Death Who (Colonial Edition) is based around concept of exploring history through storytelling, using the medium of a race game to provide the information in a form that is less taxing than the raw data.

Despite their appearance, games are known as an ideal medium for both telling stories and for learning new information. Their very nature is designed around transferring information in an entertaining way.

Games have been shown to provide means of creating and breaking habits, reducing stress levels, and to get people to engage in new topics. The history of people in Australia is long and varied, and we are discovering new information about the history of the country every day, despite this many people are not studying or understanding general history, let alone the history of Australia.

The reasons for this is complex and varied but some of this is due to the nature of history being tied heavily into its artefacts of learning; books, and imagery. While these are both essential they also create a barrier that is hard for people to overcome, there is very little engaging about a book when compared to a TV show or game and while people are reading more than ever, books are becoming less of a part of people's everyday entertainment.

We felt that this is a perfect opportunity for games to fill in the gap, by tying the existing historical data about Australia into a game we created a way to engage with the data in a form that has a low barrier to entry and will provide a better connection to the data than a book ever could.

Due to the time limits, and excellent abundancy of information, we decided to focus on the data sets revolving around early European settlement of Tasmania as an example of the different forms of information Death Who can make available.

The game itself takes the form of a race game, where multiple players are competing against one another and the clock to complete the lives of several early European settlers. Each player has a hand of cards that represent major life events, and their goal is to have as many of their people's life events run to completion before the clock ends or their people die.

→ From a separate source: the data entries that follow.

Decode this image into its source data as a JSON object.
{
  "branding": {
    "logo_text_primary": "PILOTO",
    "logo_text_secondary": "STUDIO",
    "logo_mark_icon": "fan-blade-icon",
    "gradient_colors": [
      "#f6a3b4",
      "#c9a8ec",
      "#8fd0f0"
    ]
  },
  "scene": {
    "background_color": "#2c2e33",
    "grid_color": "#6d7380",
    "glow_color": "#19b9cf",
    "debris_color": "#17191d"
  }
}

Using the Mechanics-Dynamics-Aesethics design framework to guide decisions each element of the game mechanics was crafted to both reinforce the storytelling aspects and to be a direct link back to the people who you are currently playing the game as. All people and events come directly from the historical data, the people who's lives you live out were real people who had these events happen to them. 

Storytelling was chosen as the primary aesthetic of the game due to its excellent ability to both improve cognition in the relevant area but also due to its ability to make us feel more empathic with the people and events in the story.

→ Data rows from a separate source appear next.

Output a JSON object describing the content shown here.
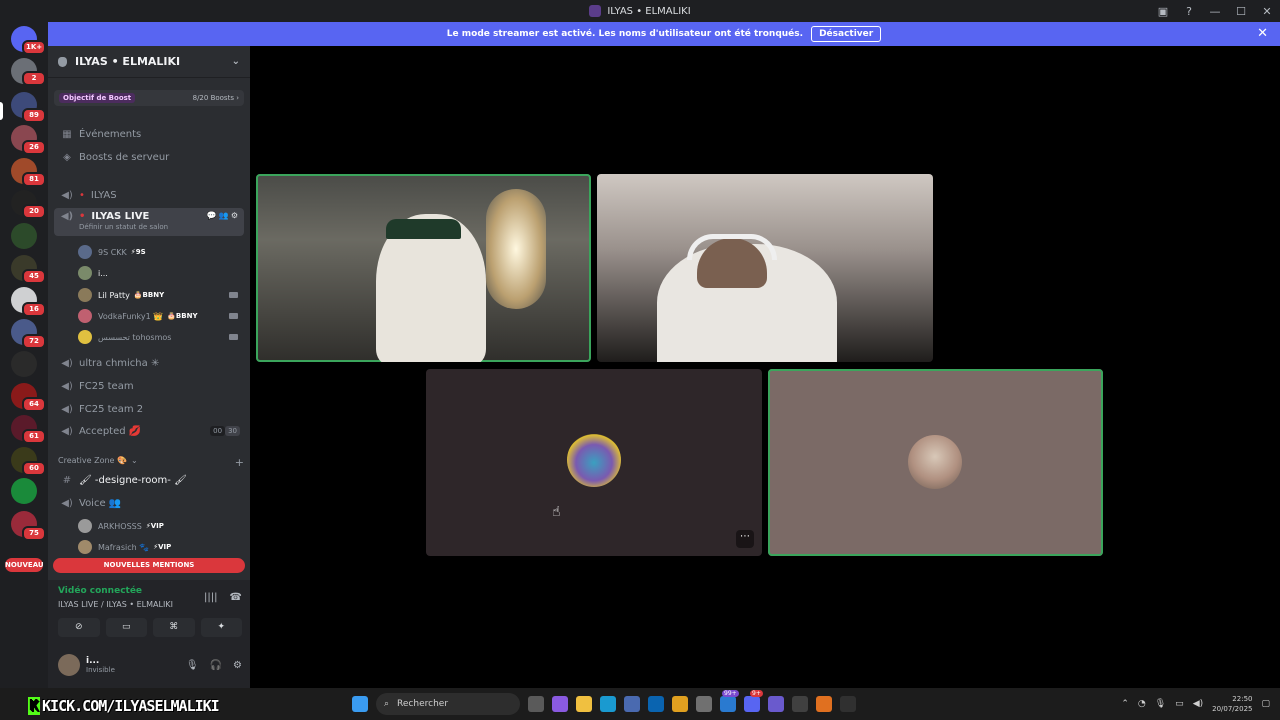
{
  "window": {
    "title": "ILYAS • ELMALIKI"
  },
  "banner": {
    "text": "Le mode streamer est activé. Les noms d'utilisateur ont été tronqués.",
    "button": "Désactiver"
  },
  "servers": {
    "dm_badge": "1K+",
    "badges": [
      "2",
      "89",
      "26",
      "81",
      "20",
      "45",
      "16",
      "72",
      "64",
      "61",
      "60",
      "75"
    ],
    "new_label": "NOUVEAU"
  },
  "guild": {
    "name": "ILYAS • ELMALIKI",
    "boost_label": "Objectif de Boost",
    "boost_count": "8/20 Boosts ›",
    "events": "Événements",
    "server_boosts": "Boosts de serveur",
    "channels": {
      "ilyas": "ILYAS",
      "ilyas_live": "ILYAS LIVE",
      "ilyas_live_status": "Définir un statut de salon",
      "ultra": "ultra chmicha ✳",
      "fc25": "FC25 team",
      "fc25_2": "FC25 team 2",
      "accepted": "Accepted 💋",
      "accepted_count_a": "00",
      "accepted_count_b": "30",
      "category": "Creative Zone 🎨",
      "designe": "🖌 -designe-room- 🖌",
      "voice": "Voice 👥"
    },
    "voice_users": [
      {
        "name": "9S CKK",
        "tag": "⚡9S"
      },
      {
        "name": "i...",
        "tag": ""
      },
      {
        "name": "Lil Patty",
        "tag": "🎂BBNY"
      },
      {
        "name": "VodkaFunky1 👑",
        "tag": "🎂BBNY"
      },
      {
        "name": "تحسسس tohosmos",
        "tag": ""
      }
    ],
    "voice2_users": [
      {
        "name": "ARKHOSSS",
        "tag": "⚡VIP"
      },
      {
        "name": "Mafrasich 🐾",
        "tag": "⚡VIP"
      }
    ],
    "new_mentions": "NOUVELLES MENTIONS"
  },
  "voice_panel": {
    "status": "Vidéo connectée",
    "channel": "ILYAS LIVE / ILYAS • ELMALIKI",
    "user_name": "i...",
    "user_status": "Invisible"
  },
  "taskbar": {
    "overlay": "KICK.COM/ILYASELMALIKI",
    "search": "Rechercher",
    "time": "22:50",
    "date": "20/07/2025",
    "badge_99": "99+",
    "badge_9": "9+"
  },
  "colors": {
    "accent": "#5865f2",
    "speaking": "#3ba55c",
    "danger": "#da373c"
  }
}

The secondary aesthetics of competition and entertainment give people a motivation, empathy and understanding are powerful but takes time, by having additional more traditional game aesthetics we give people a softer entry into the storytelling.
All of this means not only do we learn more about the events of early European Tasmania but we also gain an empathic understanding of the people who lived in these times.

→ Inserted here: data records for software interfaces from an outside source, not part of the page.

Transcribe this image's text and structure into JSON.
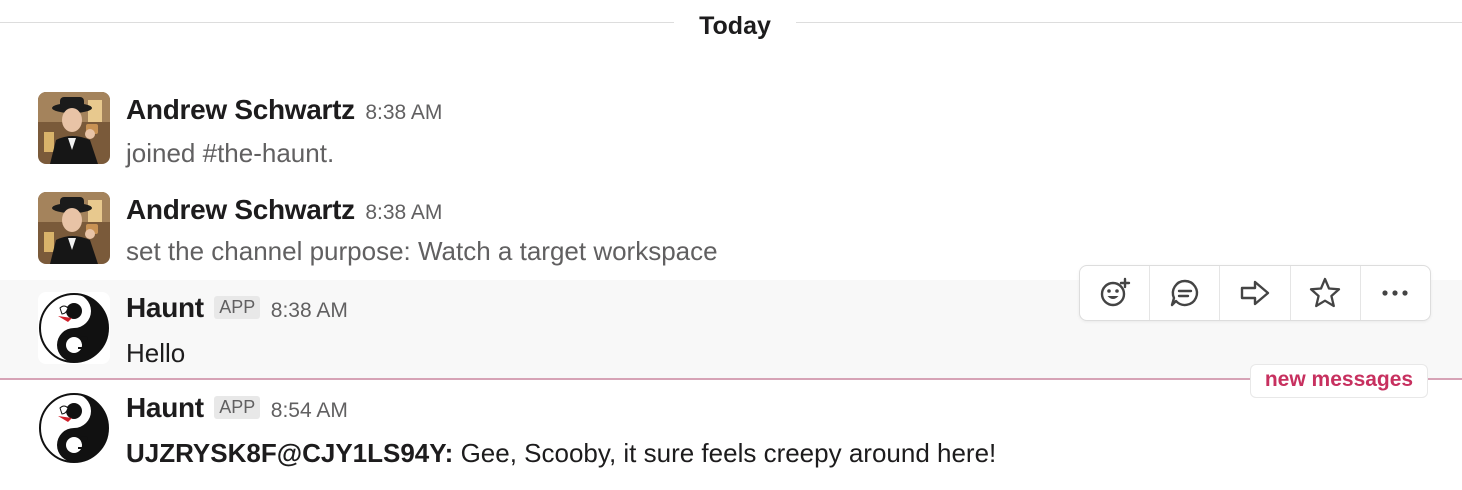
{
  "day_divider": {
    "label": "Today"
  },
  "messages": [
    {
      "author": "Andrew Schwartz",
      "time": "8:38 AM",
      "text": "joined #the-haunt."
    },
    {
      "author": "Andrew Schwartz",
      "time": "8:38 AM",
      "text": "set the channel purpose: Watch a target workspace"
    },
    {
      "author": "Haunt",
      "badge": "APP",
      "time": "8:38 AM",
      "text": "Hello"
    },
    {
      "author": "Haunt",
      "badge": "APP",
      "time": "8:54 AM",
      "mention": "UJZRYSK8F@CJY1LS94Y:",
      "text": " Gee, Scooby, it sure feels creepy around here!"
    }
  ],
  "message_actions": [
    {
      "icon": "add-reaction-icon"
    },
    {
      "icon": "reply-thread-icon"
    },
    {
      "icon": "share-message-icon"
    },
    {
      "icon": "star-icon"
    },
    {
      "icon": "more-actions-icon"
    }
  ],
  "new_messages": {
    "label": "new messages",
    "color": "#c7305f"
  }
}
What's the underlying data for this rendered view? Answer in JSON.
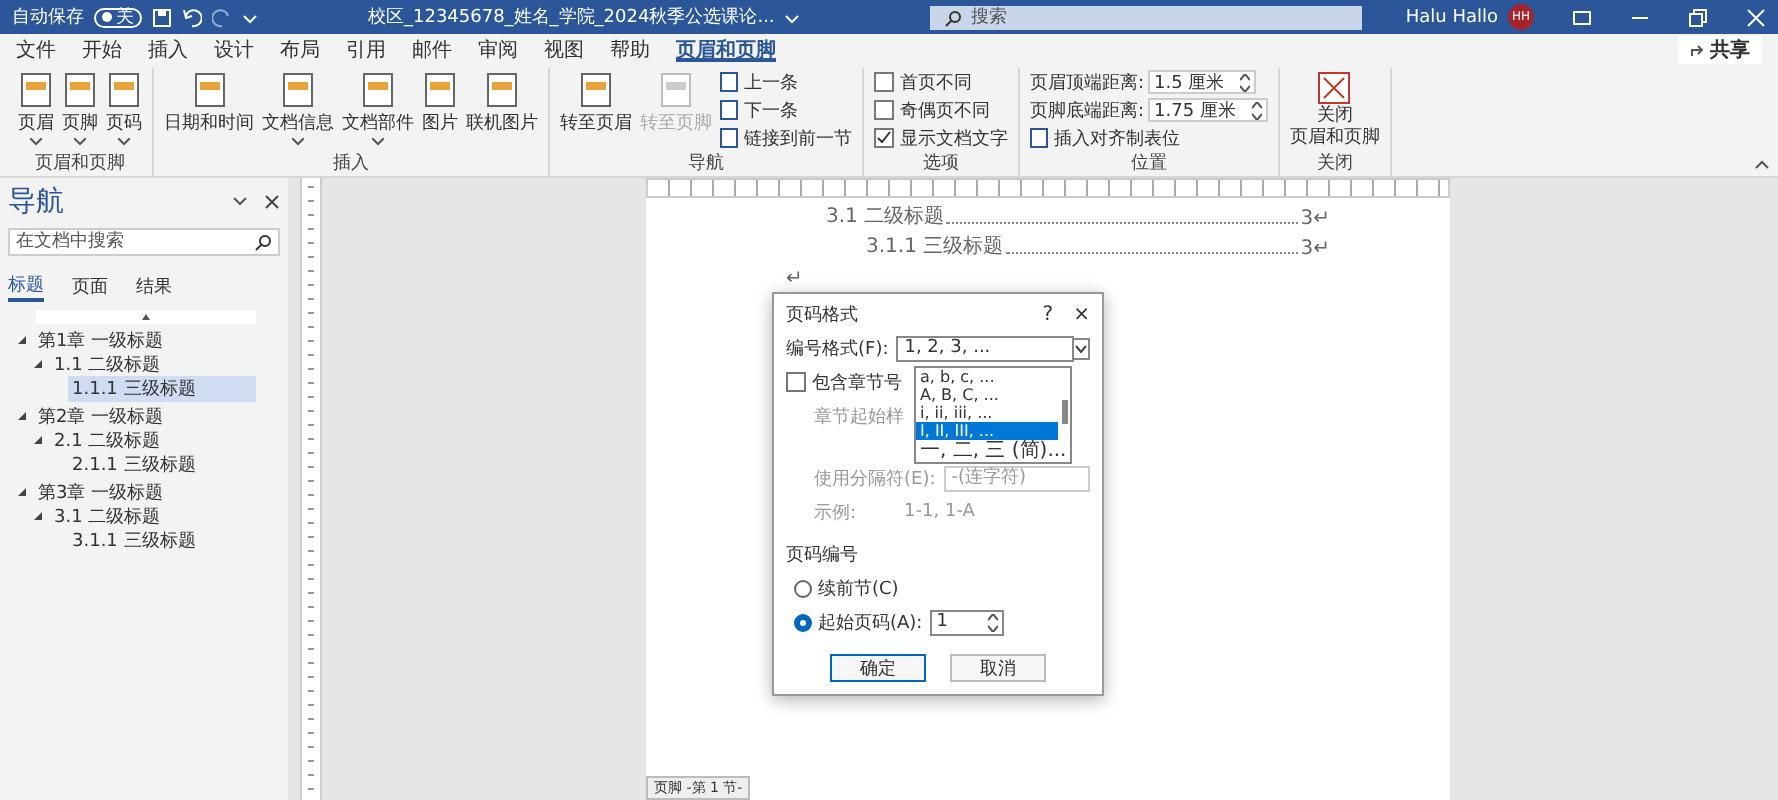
{
  "titlebar": {
    "autosave_label": "自动保存",
    "autosave": {
      "on": false,
      "label": "关"
    },
    "title": "校区_12345678_姓名_学院_2024秋季公选课论...",
    "search": {
      "placeholder": "搜索"
    },
    "user_name": "Halu Hallo",
    "avatar": "HH"
  },
  "tabs": [
    {
      "label": "文件",
      "selected": false
    },
    {
      "label": "开始",
      "selected": false
    },
    {
      "label": "插入",
      "selected": false
    },
    {
      "label": "设计",
      "selected": false
    },
    {
      "label": "布局",
      "selected": false
    },
    {
      "label": "引用",
      "selected": false
    },
    {
      "label": "邮件",
      "selected": false
    },
    {
      "label": "审阅",
      "selected": false
    },
    {
      "label": "视图",
      "selected": false
    },
    {
      "label": "帮助",
      "selected": false
    },
    {
      "label": "页眉和页脚",
      "selected": true
    }
  ],
  "share": "共享",
  "ribbon": [
    {
      "label": "页眉和页脚",
      "items": [
        {
          "kind": "large",
          "label": "页眉",
          "caret": true,
          "disabled": false
        },
        {
          "kind": "large",
          "label": "页脚",
          "caret": true,
          "disabled": false
        },
        {
          "kind": "large",
          "label": "页码",
          "caret": true,
          "disabled": false
        }
      ]
    },
    {
      "label": "插入",
      "items": [
        {
          "kind": "large",
          "label": "日期和时间",
          "caret": false,
          "disabled": false
        },
        {
          "kind": "large",
          "label": "文档信息",
          "caret": true,
          "disabled": false
        },
        {
          "kind": "large",
          "label": "文档部件",
          "caret": true,
          "disabled": false
        },
        {
          "kind": "large",
          "label": "图片",
          "caret": false,
          "disabled": false
        },
        {
          "kind": "large",
          "label": "联机图片",
          "caret": false,
          "disabled": false
        }
      ]
    },
    {
      "label": "导航",
      "items": [
        {
          "kind": "large",
          "label": "转至页眉",
          "caret": false,
          "disabled": false
        },
        {
          "kind": "large",
          "label": "转至页脚",
          "caret": false,
          "disabled": true
        },
        {
          "kind": "small",
          "label": "上一条",
          "disabled": false
        },
        {
          "kind": "small",
          "label": "下一条",
          "disabled": false
        },
        {
          "kind": "small",
          "label": "链接到前一节",
          "disabled": false
        }
      ]
    },
    {
      "label": "选项",
      "items": [
        {
          "kind": "check",
          "label": "首页不同",
          "checked": false
        },
        {
          "kind": "check",
          "label": "奇偶页不同",
          "checked": false
        },
        {
          "kind": "check",
          "label": "显示文档文字",
          "checked": true
        }
      ]
    },
    {
      "label": "位置",
      "items": [
        {
          "kind": "spin",
          "label": "页眉顶端距离:",
          "value": "1.5 厘米"
        },
        {
          "kind": "spin",
          "label": "页脚底端距离:",
          "value": "1.75 厘米"
        },
        {
          "kind": "small",
          "label": "插入对齐制表位",
          "disabled": false
        }
      ]
    },
    {
      "label": "关闭",
      "items": [
        {
          "kind": "close",
          "label_lines": [
            "关闭",
            "页眉和页脚"
          ]
        }
      ]
    }
  ],
  "nav": {
    "title": "导航",
    "search": {
      "placeholder": "在文档中搜索"
    },
    "tabs": [
      {
        "label": "标题",
        "selected": true
      },
      {
        "label": "页面",
        "selected": false
      },
      {
        "label": "结果",
        "selected": false
      }
    ],
    "tree": [
      {
        "label": "第1章 一级标题",
        "expanded": true,
        "selected": false,
        "children": [
          {
            "label": "1.1 二级标题",
            "expanded": true,
            "selected": false,
            "children": [
              {
                "label": "1.1.1 三级标题",
                "selected": true
              }
            ]
          }
        ]
      },
      {
        "label": "第2章 一级标题",
        "expanded": true,
        "selected": false,
        "children": [
          {
            "label": "2.1 二级标题",
            "expanded": true,
            "selected": false,
            "children": [
              {
                "label": "2.1.1 三级标题",
                "selected": false
              }
            ]
          }
        ]
      },
      {
        "label": "第3章 一级标题",
        "expanded": true,
        "selected": false,
        "children": [
          {
            "label": "3.1 二级标题",
            "expanded": true,
            "selected": false,
            "children": [
              {
                "label": "3.1.1 三级标题",
                "selected": false
              }
            ]
          }
        ]
      }
    ]
  },
  "document": {
    "toc": [
      {
        "kind": "level2",
        "text": "3.1 二级标题",
        "page": "3↵"
      },
      {
        "kind": "level3",
        "text": "3.1.1 三级标题",
        "page": "3↵"
      },
      {
        "kind": "empty",
        "text": "↵"
      }
    ],
    "footer_tag": "页脚 -第 1 节-"
  },
  "dialog": {
    "title": "页码格式",
    "help": "?",
    "close": "×",
    "format_label": "编号格式(F):",
    "format_value": "1, 2, 3, ...",
    "options": [
      {
        "label": "a, b, c, ...",
        "selected": false
      },
      {
        "label": "A, B, C, ...",
        "selected": false
      },
      {
        "label": "i, ii, iii, ...",
        "selected": false
      },
      {
        "label": "I, II, III, ...",
        "selected": true
      },
      {
        "label": "一, 二, 三 (简)...",
        "selected": false
      }
    ],
    "include_chapter": {
      "label": "包含章节号",
      "checked": false
    },
    "chapter_style_label": "章节起始样",
    "separator_label": "使用分隔符(E):",
    "separator_value": "-(连字符)",
    "example_label": "示例:",
    "example_value": "1-1, 1-A",
    "numbering_label": "页码编号",
    "radios": [
      {
        "label": "续前节(C)",
        "selected": false
      },
      {
        "label": "起始页码(A):",
        "selected": true
      }
    ],
    "start_value": "1",
    "ok": "确定",
    "cancel": "取消"
  }
}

By playing the game you learn, for example, that more people died by drowning than snakes, but you also gain a connection to these people's lives. Using games and similar tools like Death Who we are ensuring that we will not be those who are condemned to repeat history.

Learn lots more, and download the game for Windows and macOS on our website:

Team name
Feloniously Receiving Hams
State, Territory or Country
Event location
Datasets used
Dataset Name
[LINC Tasmania] Tasmanian Inquests (1828-1930)
Dataset Name
[LINC Tasmania] Court (1830-1845)
Dataset Name
[LINC Tasmania] Bankruptcy (1821-1928)
Dataset Name
[LINC Tasmania] Tasmanian Marriages (1803-1899)
Dataset Name
[LINC Tasmania] Immigration (1827-1940)
Dataset Name
[LINC Tasmania] Tasmanian Health & Welfare Records (1829-1873)
Dataset Name
[LINC Tasmania] Tasmanian Convicts (1803-1893)
Dataset Name
[LINC Tasmania] Tasmanian Census (1837-1857)
Dataset Name
[LINC Tasmania] Tasmanian Births (1803-1933)
Dataset Name
[LINC Tasmania] Tasmanian Naturalisations (1835-1905)
Dataset Name
[LINC Tasmania] Tasmanian Wills (1824-1989)
Dataset Name
LINC Tasmania Digitised Archives
Dataset Name
[LINC Tasmania] Tasmanian Divorces (1861-1920)
Video file
FInal3.mp4386.9 MB
Project image
Video URL (YouTube/Vimeo)